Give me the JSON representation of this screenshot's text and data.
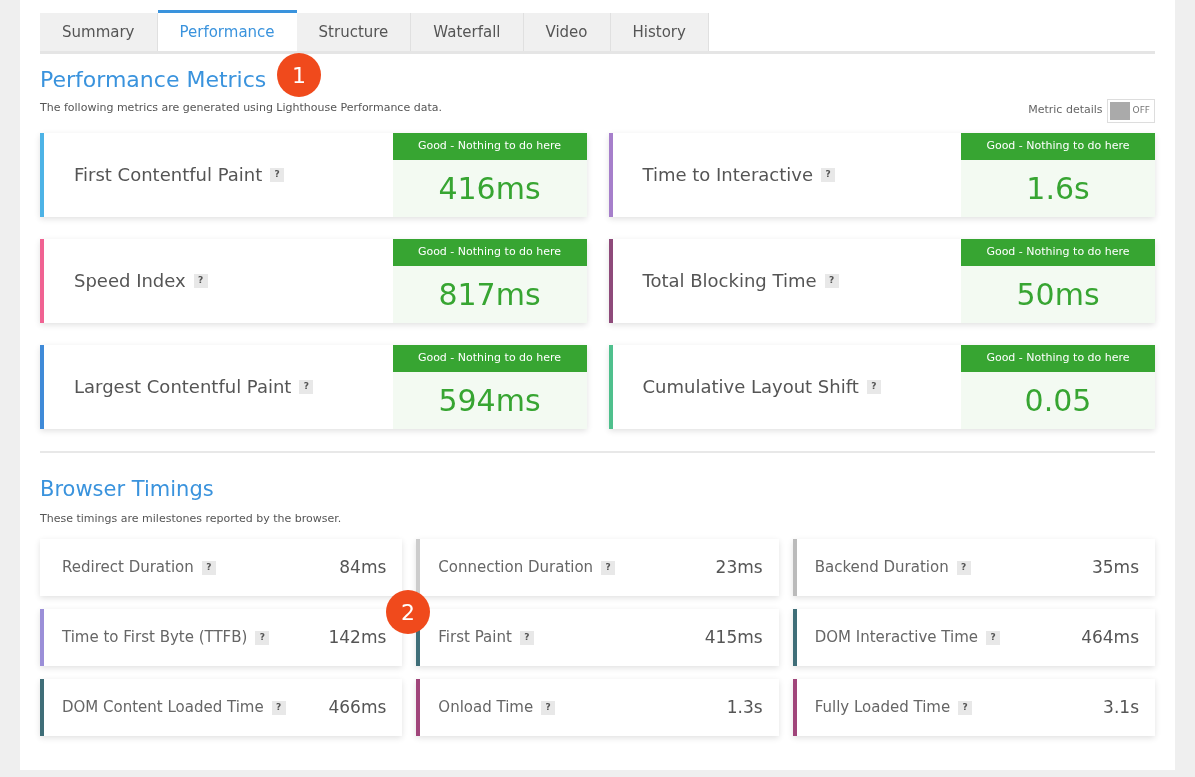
{
  "tabs": [
    {
      "label": "Summary",
      "selected": false
    },
    {
      "label": "Performance",
      "selected": true
    },
    {
      "label": "Structure",
      "selected": false
    },
    {
      "label": "Waterfall",
      "selected": false
    },
    {
      "label": "Video",
      "selected": false
    },
    {
      "label": "History",
      "selected": false
    }
  ],
  "performance_metrics": {
    "title": "Performance Metrics",
    "description": "The following metrics are generated using Lighthouse Performance data.",
    "toggle": {
      "label": "Metric details",
      "state_text": "OFF",
      "on": false
    },
    "metrics": [
      {
        "name": "First Contentful Paint",
        "help": "?",
        "verdict": "Good - Nothing to do here",
        "value": "416ms",
        "color": "#4db3e6"
      },
      {
        "name": "Time to Interactive",
        "help": "?",
        "verdict": "Good - Nothing to do here",
        "value": "1.6s",
        "color": "#a67fcb"
      },
      {
        "name": "Speed Index",
        "help": "?",
        "verdict": "Good - Nothing to do here",
        "value": "817ms",
        "color": "#f06292"
      },
      {
        "name": "Total Blocking Time",
        "help": "?",
        "verdict": "Good - Nothing to do here",
        "value": "50ms",
        "color": "#8e4a7a"
      },
      {
        "name": "Largest Contentful Paint",
        "help": "?",
        "verdict": "Good - Nothing to do here",
        "value": "594ms",
        "color": "#3f8ad8"
      },
      {
        "name": "Cumulative Layout Shift",
        "help": "?",
        "verdict": "Good - Nothing to do here",
        "value": "0.05",
        "color": "#4fc08d"
      }
    ]
  },
  "browser_timings": {
    "title": "Browser Timings",
    "description": "These timings are milestones reported by the browser.",
    "items": [
      {
        "name": "Redirect Duration",
        "help": "?",
        "value": "84ms",
        "color": "#ffffff"
      },
      {
        "name": "Connection Duration",
        "help": "?",
        "value": "23ms",
        "color": "#cccccc"
      },
      {
        "name": "Backend Duration",
        "help": "?",
        "value": "35ms",
        "color": "#bbbbbb"
      },
      {
        "name": "Time to First Byte (TTFB)",
        "help": "?",
        "value": "142ms",
        "color": "#9b8fd8"
      },
      {
        "name": "First Paint",
        "help": "?",
        "value": "415ms",
        "color": "#3f6e78"
      },
      {
        "name": "DOM Interactive Time",
        "help": "?",
        "value": "464ms",
        "color": "#3f6e78"
      },
      {
        "name": "DOM Content Loaded Time",
        "help": "?",
        "value": "466ms",
        "color": "#3f6e78"
      },
      {
        "name": "Onload Time",
        "help": "?",
        "value": "1.3s",
        "color": "#a0457a"
      },
      {
        "name": "Fully Loaded Time",
        "help": "?",
        "value": "3.1s",
        "color": "#a0457a"
      }
    ]
  },
  "callouts": [
    {
      "label": "1"
    },
    {
      "label": "2"
    }
  ]
}
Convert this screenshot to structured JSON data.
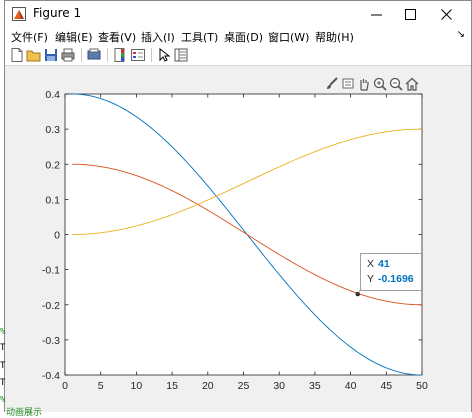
{
  "window": {
    "title": "Figure 1",
    "controls": {
      "minimize": "─",
      "maximize": "☐",
      "close": "✕"
    }
  },
  "menu": {
    "items": [
      "文件(F)",
      "编辑(E)",
      "查看(V)",
      "插入(I)",
      "工具(T)",
      "桌面(D)",
      "窗口(W)",
      "帮助(H)"
    ],
    "overflow_arrow": "↘"
  },
  "toolbar": {
    "buttons": [
      "new-figure-icon",
      "open-file-icon",
      "save-icon",
      "print-icon",
      "print-preview-icon",
      "colorbar-icon",
      "legend-icon",
      "select-arrow-icon",
      "property-inspector-icon"
    ]
  },
  "axes_toolbar": {
    "tools": [
      "brush-icon",
      "data-tip-icon",
      "pan-hand-icon",
      "zoom-in-icon",
      "zoom-out-icon",
      "home-icon"
    ]
  },
  "background_text": {
    "marks": [
      "%",
      "T",
      "T",
      "T",
      "%",
      "动画展示"
    ]
  },
  "chart_data": {
    "type": "line",
    "title": "",
    "xlabel": "",
    "ylabel": "",
    "xlim": [
      0,
      50
    ],
    "ylim": [
      -0.4,
      0.4
    ],
    "x_ticks": [
      "0",
      "5",
      "10",
      "15",
      "20",
      "25",
      "30",
      "35",
      "40",
      "45",
      "50"
    ],
    "y_ticks": [
      "0.4",
      "0.3",
      "0.2",
      "0.1",
      "0",
      "-0.1",
      "-0.2",
      "-0.3",
      "-0.4"
    ],
    "grid": false,
    "legend": "none",
    "series": [
      {
        "color": "#0072bd",
        "x": [
          1,
          5,
          10,
          15,
          20,
          25,
          30,
          35,
          40,
          45,
          50
        ],
        "y": [
          0.4,
          0.39,
          0.33,
          0.23,
          0.1,
          -0.04,
          -0.18,
          -0.3,
          -0.37,
          -0.4,
          -0.4
        ],
        "x_range": [
          1,
          50
        ],
        "amplitude": 0.4
      },
      {
        "color": "#d95319",
        "x": [
          1,
          5,
          10,
          15,
          20,
          25,
          30,
          35,
          40,
          45,
          50
        ],
        "y": [
          0.2,
          0.195,
          0.17,
          0.12,
          0.05,
          -0.02,
          -0.09,
          -0.14,
          -0.17,
          -0.19,
          -0.2
        ],
        "x_range": [
          1,
          50
        ],
        "amplitude": 0.2
      },
      {
        "color": "#edb120",
        "x": [
          1,
          5,
          10,
          15,
          20,
          25,
          30,
          35,
          40,
          45,
          50
        ],
        "y": [
          0,
          0.005,
          0.03,
          0.075,
          0.13,
          0.18,
          0.23,
          0.265,
          0.285,
          0.298,
          0.3
        ],
        "x_range": [
          1,
          50
        ],
        "amplitude": 0.3
      }
    ],
    "datatip": {
      "x_label": "X",
      "x_value": "41",
      "y_label": "Y",
      "y_value": "-0.1696",
      "point": [
        41,
        -0.1696
      ],
      "series": 1
    }
  }
}
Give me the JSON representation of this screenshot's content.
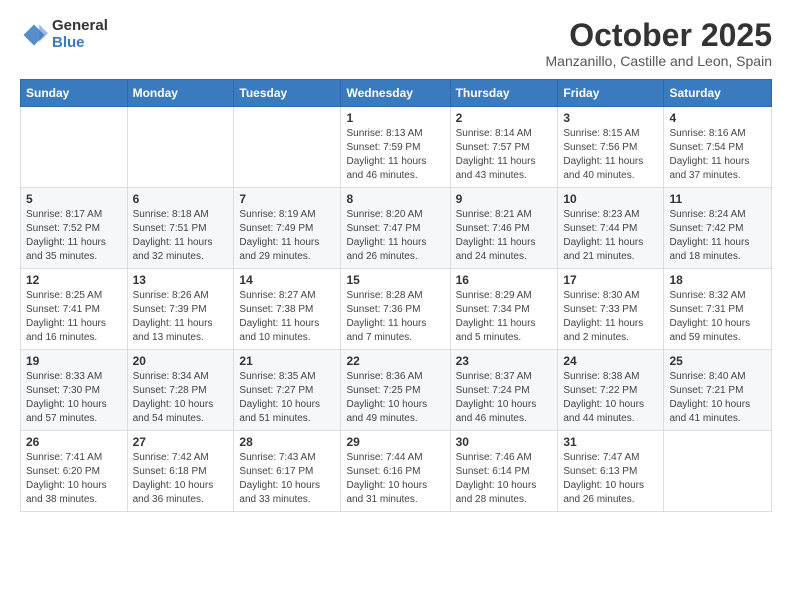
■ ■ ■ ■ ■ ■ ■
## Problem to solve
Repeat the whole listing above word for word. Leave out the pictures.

## Exercise result
Give me the JSON representation of this screenshot's text and data.
{
  "tabs": [
    {
      "label": "Summary",
      "selected": false
    },
    {
      "label": "Performance",
      "selected": true
    },
    {
      "label": "Structure",
      "selected": false
    },
    {
      "label": "Waterfall",
      "selected": false
    },
    {
      "label": "Video",
      "selected": false
    },
    {
      "label": "History",
      "selected": false
    }
  ],
  "performance_metrics": {
    "title": "Performance Metrics",
    "description": "The following metrics are generated using Lighthouse Performance data.",
    "toggle": {
      "label": "Metric details",
      "state_text": "OFF",
      "on": false
    },
    "metrics": [
      {
        "name": "First Contentful Paint",
        "help": "?",
        "verdict": "Good - Nothing to do here",
        "value": "416ms",
        "color": "#4db3e6"
      },
      {
        "name": "Time to Interactive",
        "help": "?",
        "verdict": "Good - Nothing to do here",
        "value": "1.6s",
        "color": "#a67fcb"
      },
      {
        "name": "Speed Index",
        "help": "?",
        "verdict": "Good - Nothing to do here",
        "value": "817ms",
        "color": "#f06292"
      },
      {
        "name": "Total Blocking Time",
        "help": "?",
        "verdict": "Good - Nothing to do here",
        "value": "50ms",
        "color": "#8e4a7a"
      },
      {
        "name": "Largest Contentful Paint",
        "help": "?",
        "verdict": "Good - Nothing to do here",
        "value": "594ms",
        "color": "#3f8ad8"
      },
      {
        "name": "Cumulative Layout Shift",
        "help": "?",
        "verdict": "Good - Nothing to do here",
        "value": "0.05",
        "color": "#4fc08d"
      }
    ]
  },
  "browser_timings": {
    "title": "Browser Timings",
    "description": "These timings are milestones reported by the browser.",
    "items": [
      {
        "name": "Redirect Duration",
        "help": "?",
        "value": "84ms",
        "color": "#ffffff"
      },
      {
        "name": "Connection Duration",
        "help": "?",
        "value": "23ms",
        "color": "#cccccc"
      },
      {
        "name": "Backend Duration",
        "help": "?",
        "value": "35ms",
        "color": "#bbbbbb"
      },
      {
        "name": "Time to First Byte (TTFB)",
        "help": "?",
        "value": "142ms",
        "color": "#9b8fd8"
      },
      {
        "name": "First Paint",
        "help": "?",
        "value": "415ms",
        "color": "#3f6e78"
      },
      {
        "name": "DOM Interactive Time",
        "help": "?",
        "value": "464ms",
        "color": "#3f6e78"
      },
      {
        "name": "DOM Content Loaded Time",
        "help": "?",
        "value": "466ms",
        "color": "#3f6e78"
      },
      {
        "name": "Onload Time",
        "help": "?",
        "value": "1.3s",
        "color": "#a0457a"
      },
      {
        "name": "Fully Loaded Time",
        "help": "?",
        "value": "3.1s",
        "color": "#a0457a"
      }
    ]
  },
  "callouts": [
    {
      "label": "1"
    },
    {
      "label": "2"
    }
  ]
}
Convert this screenshot to structured JSON data.
{
  "window": {
    "title": "Figure 1",
    "controls": {
      "minimize": "─",
      "maximize": "☐",
      "close": "✕"
    }
  },
  "menu": {
    "items": [
      "文件(F)",
      "编辑(E)",
      "查看(V)",
      "插入(I)",
      "工具(T)",
      "桌面(D)",
      "窗口(W)",
      "帮助(H)"
    ],
    "overflow_arrow": "↘"
  },
  "toolbar": {
    "buttons": [
      "new-figure-icon",
      "open-file-icon",
      "save-icon",
      "print-icon",
      "print-preview-icon",
      "colorbar-icon",
      "legend-icon",
      "select-arrow-icon",
      "property-inspector-icon"
    ]
  },
  "axes_toolbar": {
    "tools": [
      "brush-icon",
      "data-tip-icon",
      "pan-hand-icon",
      "zoom-in-icon",
      "zoom-out-icon",
      "home-icon"
    ]
  },
  "background_text": {
    "marks": [
      "%",
      "T",
      "T",
      "T",
      "%",
      "动画展示"
    ]
  },
  "chart_data": {
    "type": "line",
    "title": "",
    "xlabel": "",
    "ylabel": "",
    "xlim": [
      0,
      50
    ],
    "ylim": [
      -0.4,
      0.4
    ],
    "x_ticks": [
      "0",
      "5",
      "10",
      "15",
      "20",
      "25",
      "30",
      "35",
      "40",
      "45",
      "50"
    ],
    "y_ticks": [
      "0.4",
      "0.3",
      "0.2",
      "0.1",
      "0",
      "-0.1",
      "-0.2",
      "-0.3",
      "-0.4"
    ],
    "grid": false,
    "legend": "none",
    "series": [
      {
        "color": "#0072bd",
        "x": [
          1,
          5,
          10,
          15,
          20,
          25,
          30,
          35,
          40,
          45,
          50
        ],
        "y": [
          0.4,
          0.39,
          0.33,
          0.23,
          0.1,
          -0.04,
          -0.18,
          -0.3,
          -0.37,
          -0.4,
          -0.4
        ],
        "x_range": [
          1,
          50
        ],
        "amplitude": 0.4
      },
      {
        "color": "#d95319",
        "x": [
          1,
          5,
          10,
          15,
          20,
          25,
          30,
          35,
          40,
          45,
          50
        ],
        "y": [
          0.2,
          0.195,
          0.17,
          0.12,
          0.05,
          -0.02,
          -0.09,
          -0.14,
          -0.17,
          -0.19,
          -0.2
        ],
        "x_range": [
          1,
          50
        ],
        "amplitude": 0.2
      },
      {
        "color": "#edb120",
        "x": [
          1,
          5,
          10,
          15,
          20,
          25,
          30,
          35,
          40,
          45,
          50
        ],
        "y": [
          0,
          0.005,
          0.03,
          0.075,
          0.13,
          0.18,
          0.23,
          0.265,
          0.285,
          0.298,
          0.3
        ],
        "x_range": [
          1,
          50
        ],
        "amplitude": 0.3
      }
    ],
    "datatip": {
      "x_label": "X",
      "x_value": "41",
      "y_label": "Y",
      "y_value": "-0.1696",
      "point": [
        41,
        -0.1696
      ],
      "series": 1
    }
  }
}
Give me the JSON representation of this screenshot's content.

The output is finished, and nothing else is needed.